When council decides to pass a zoning by-law, it must first give as much information as possible to the public. There must also be at least one public meeting before a by-law is passed and everyone who attends the meeting must have a chance to speak. Notice of this meeting is given at least 20 days in advance, either through local newspapers or by mail and posted notice. An open house information session is also required for a by-law being brought into conformity with an official plan which has been updated as part of the official plan’s five-year review update. The municipality is required to update its zoning by-law no less than three years after the approval of an official plan five-year review. The Planning Act encourages early involvement and the use of mediation techniques to resolve any conflicts. Make sure you make your views known early in the planning process by making an oral submission at the public meeting or a written submission to council before it passes the by-law. If you don’t, you are not entitled to appeal a by-law after it is passed.
Council may also consult with interested agencies before it makes a decision. After hearing everyone’s concerns, council may decide to pass, change or reject the proposed by-law. If it decides to make some changes, it may also decide to hold another public meeting.
Once council has passed the by-law, it must give notice of the by-law’s passing within 15 days. Any person or public body that meets certain requirements may, not later than 20 days after the notice of the passing of the by-law is given, appeal to the Ontario Municipal Board by filing a notice of appeal with the municipal clerk.
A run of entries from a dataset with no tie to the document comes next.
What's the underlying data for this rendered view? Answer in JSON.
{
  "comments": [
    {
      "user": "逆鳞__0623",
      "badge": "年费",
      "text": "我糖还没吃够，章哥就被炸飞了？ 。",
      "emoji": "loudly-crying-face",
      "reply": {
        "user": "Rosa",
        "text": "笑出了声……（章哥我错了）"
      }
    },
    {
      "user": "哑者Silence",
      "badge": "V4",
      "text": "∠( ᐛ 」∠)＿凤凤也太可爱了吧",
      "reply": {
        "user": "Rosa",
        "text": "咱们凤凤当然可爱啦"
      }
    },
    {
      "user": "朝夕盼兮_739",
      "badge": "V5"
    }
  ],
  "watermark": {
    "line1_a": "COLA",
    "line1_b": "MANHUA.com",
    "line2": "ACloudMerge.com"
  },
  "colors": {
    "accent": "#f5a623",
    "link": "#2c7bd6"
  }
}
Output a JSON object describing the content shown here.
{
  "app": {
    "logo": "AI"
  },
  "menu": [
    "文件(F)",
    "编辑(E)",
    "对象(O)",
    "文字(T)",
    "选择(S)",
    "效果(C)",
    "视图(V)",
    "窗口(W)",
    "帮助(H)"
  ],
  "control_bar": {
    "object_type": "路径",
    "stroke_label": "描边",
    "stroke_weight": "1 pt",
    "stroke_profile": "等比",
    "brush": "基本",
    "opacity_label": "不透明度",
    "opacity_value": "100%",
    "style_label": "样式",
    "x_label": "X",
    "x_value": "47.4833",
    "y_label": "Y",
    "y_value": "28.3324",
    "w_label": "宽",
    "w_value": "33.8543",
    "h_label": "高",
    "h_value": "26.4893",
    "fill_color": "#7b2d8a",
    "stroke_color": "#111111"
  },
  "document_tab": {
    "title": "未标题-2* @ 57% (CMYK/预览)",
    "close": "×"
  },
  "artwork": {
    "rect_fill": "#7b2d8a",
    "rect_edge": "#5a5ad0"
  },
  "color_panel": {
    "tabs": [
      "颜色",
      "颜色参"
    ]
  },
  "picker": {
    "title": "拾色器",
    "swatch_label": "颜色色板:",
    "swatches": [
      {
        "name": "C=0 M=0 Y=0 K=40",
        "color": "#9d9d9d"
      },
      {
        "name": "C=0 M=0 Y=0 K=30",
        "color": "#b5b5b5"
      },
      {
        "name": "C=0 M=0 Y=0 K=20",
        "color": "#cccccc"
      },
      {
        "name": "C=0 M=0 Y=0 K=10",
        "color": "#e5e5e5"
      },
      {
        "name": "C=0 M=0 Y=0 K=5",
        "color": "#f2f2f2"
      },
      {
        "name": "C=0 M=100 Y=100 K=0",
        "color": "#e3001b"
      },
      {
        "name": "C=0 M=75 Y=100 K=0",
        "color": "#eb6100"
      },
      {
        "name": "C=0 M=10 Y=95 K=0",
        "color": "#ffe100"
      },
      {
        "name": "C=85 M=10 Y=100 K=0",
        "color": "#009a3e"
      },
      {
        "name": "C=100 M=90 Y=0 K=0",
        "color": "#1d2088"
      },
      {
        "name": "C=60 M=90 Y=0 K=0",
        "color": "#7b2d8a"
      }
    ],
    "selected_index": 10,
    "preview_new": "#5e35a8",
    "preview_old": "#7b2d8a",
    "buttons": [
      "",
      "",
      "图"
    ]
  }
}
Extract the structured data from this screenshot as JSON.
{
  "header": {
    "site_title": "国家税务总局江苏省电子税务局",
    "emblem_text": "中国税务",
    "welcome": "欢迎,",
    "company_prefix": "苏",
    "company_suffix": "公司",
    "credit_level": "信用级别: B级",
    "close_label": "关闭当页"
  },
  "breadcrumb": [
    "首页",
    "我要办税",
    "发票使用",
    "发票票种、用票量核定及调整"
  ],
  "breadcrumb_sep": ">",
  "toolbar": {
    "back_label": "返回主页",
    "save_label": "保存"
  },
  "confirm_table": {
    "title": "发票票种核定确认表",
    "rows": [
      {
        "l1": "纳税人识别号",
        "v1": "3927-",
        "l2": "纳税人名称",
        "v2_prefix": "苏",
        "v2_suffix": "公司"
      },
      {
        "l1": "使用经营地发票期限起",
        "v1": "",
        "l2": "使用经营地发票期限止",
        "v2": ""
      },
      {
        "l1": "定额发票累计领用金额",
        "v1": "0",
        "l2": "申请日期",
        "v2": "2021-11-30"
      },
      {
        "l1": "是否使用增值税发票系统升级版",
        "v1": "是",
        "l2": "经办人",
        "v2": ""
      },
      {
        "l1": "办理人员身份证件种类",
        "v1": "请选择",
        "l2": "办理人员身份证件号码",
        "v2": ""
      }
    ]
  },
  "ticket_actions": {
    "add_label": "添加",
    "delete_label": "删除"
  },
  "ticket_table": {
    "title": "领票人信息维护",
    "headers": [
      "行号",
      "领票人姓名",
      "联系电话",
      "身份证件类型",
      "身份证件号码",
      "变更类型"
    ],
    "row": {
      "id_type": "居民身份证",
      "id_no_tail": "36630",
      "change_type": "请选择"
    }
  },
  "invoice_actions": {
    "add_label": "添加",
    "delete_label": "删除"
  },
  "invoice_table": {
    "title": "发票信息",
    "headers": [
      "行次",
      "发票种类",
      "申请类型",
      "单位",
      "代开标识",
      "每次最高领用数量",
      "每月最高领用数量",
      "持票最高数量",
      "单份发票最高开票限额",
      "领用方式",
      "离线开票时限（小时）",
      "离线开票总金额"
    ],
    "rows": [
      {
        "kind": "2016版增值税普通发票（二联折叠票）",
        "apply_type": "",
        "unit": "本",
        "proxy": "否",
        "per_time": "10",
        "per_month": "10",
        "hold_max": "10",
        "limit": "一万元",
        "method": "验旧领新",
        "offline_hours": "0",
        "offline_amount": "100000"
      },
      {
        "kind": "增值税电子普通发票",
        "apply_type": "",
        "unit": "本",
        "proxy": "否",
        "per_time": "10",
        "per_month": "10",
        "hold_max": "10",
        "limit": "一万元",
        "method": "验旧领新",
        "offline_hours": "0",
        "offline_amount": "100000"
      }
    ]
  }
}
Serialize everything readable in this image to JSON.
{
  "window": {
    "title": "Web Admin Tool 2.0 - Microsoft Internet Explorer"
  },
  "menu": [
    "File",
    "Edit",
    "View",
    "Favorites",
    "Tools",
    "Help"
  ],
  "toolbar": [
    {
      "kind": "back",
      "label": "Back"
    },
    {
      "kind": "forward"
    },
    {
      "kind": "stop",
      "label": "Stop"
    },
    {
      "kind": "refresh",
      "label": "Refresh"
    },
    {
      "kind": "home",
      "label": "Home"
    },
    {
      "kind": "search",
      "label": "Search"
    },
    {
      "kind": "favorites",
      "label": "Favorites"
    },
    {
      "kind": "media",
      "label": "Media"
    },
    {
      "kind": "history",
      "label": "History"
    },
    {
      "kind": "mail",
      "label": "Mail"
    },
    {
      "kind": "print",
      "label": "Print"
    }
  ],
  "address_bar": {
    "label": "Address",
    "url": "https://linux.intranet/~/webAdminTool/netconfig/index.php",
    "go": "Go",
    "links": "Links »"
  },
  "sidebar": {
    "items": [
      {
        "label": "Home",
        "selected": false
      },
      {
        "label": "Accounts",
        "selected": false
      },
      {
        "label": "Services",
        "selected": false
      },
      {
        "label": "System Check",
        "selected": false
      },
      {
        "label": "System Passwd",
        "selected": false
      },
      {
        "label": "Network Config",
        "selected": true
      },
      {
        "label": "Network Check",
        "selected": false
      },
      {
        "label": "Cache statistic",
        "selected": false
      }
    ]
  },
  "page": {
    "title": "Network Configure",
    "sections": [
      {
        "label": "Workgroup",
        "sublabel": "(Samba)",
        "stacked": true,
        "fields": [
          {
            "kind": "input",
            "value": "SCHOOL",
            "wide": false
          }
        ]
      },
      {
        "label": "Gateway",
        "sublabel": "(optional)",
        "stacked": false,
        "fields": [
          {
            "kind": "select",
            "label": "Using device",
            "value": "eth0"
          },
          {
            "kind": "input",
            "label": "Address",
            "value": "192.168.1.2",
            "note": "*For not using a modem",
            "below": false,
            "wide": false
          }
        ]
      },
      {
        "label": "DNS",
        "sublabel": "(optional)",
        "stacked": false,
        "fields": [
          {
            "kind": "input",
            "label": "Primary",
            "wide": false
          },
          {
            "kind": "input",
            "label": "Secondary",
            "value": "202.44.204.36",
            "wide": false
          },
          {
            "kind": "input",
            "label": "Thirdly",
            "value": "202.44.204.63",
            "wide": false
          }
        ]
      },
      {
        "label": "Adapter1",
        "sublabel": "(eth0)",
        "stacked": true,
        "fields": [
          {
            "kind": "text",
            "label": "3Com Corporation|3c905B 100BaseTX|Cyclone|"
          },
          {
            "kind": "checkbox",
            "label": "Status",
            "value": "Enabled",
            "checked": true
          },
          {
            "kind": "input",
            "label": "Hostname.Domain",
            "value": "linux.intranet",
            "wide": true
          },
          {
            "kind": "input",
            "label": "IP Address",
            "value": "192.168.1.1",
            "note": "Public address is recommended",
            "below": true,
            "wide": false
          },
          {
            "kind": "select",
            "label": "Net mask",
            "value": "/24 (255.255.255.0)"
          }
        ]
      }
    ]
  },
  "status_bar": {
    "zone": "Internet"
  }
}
The appeal should set out the objections to the by-law and the reasons in support of the objections. The fee required by the Ontario Municipal Board must be paid at the same time.